WHAT YOU ARE ASKED TO DO: Filter the entries, keeping every line with the word "your".
--*--
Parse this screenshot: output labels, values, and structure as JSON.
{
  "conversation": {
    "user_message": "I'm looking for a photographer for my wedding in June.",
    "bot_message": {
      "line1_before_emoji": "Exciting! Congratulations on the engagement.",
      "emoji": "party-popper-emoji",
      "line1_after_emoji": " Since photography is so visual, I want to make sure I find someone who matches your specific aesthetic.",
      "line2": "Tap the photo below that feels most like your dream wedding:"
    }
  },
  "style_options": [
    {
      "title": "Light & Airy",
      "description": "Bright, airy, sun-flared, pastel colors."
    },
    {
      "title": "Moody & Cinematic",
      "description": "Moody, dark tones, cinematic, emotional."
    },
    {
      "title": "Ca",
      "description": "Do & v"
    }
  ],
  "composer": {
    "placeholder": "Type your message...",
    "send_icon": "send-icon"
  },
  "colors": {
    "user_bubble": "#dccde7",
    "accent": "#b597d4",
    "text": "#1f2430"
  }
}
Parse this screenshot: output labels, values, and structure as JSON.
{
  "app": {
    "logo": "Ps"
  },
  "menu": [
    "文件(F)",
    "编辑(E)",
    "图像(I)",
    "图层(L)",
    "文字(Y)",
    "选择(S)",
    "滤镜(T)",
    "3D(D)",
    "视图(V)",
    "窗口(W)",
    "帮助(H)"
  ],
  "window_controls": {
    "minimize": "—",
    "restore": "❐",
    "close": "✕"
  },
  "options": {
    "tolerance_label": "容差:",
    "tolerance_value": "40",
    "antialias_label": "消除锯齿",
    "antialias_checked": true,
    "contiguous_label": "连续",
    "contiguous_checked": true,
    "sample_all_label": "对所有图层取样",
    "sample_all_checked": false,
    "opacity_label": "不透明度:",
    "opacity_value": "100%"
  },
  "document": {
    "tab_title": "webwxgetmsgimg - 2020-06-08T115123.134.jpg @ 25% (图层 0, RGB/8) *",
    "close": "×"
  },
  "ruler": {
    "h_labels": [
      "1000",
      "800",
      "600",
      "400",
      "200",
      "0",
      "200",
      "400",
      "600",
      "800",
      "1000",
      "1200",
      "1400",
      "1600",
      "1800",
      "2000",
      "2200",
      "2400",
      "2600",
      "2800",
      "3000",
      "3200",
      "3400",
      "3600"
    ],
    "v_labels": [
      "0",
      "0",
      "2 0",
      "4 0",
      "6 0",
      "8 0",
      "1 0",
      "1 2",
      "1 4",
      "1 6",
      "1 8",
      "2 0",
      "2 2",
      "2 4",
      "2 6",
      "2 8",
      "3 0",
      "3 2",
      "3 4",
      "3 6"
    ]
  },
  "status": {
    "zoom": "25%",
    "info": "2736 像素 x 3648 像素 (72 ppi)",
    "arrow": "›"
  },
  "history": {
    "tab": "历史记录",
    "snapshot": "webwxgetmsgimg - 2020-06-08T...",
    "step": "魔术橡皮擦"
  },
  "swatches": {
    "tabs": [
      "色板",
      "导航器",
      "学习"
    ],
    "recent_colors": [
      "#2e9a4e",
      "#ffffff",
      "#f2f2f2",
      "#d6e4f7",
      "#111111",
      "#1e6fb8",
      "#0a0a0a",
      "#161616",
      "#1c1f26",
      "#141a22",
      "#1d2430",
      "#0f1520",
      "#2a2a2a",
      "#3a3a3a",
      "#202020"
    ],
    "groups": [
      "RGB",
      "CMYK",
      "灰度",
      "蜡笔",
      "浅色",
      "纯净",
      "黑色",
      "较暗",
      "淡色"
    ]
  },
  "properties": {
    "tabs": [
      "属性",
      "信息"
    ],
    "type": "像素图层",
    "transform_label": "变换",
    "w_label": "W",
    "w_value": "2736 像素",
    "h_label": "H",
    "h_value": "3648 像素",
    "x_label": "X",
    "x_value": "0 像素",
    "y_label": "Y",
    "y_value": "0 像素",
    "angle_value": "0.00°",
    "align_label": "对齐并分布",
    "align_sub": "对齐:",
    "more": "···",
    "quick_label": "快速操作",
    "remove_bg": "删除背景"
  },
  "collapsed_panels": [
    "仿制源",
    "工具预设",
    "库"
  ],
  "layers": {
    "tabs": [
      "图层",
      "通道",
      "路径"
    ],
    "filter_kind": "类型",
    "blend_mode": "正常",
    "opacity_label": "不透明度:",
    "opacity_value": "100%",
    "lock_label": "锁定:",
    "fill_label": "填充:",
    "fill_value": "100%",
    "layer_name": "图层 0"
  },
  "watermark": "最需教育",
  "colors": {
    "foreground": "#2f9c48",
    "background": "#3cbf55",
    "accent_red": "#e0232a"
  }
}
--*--
COMPLETED TASK:
      "line1_after_emoji": " Since photography is so visual, I want to make sure I find someone who matches your specific aesthetic.",
      "line2": "Tap the photo below that feels most like your dream wedding:"
    "placeholder": "Type your message...",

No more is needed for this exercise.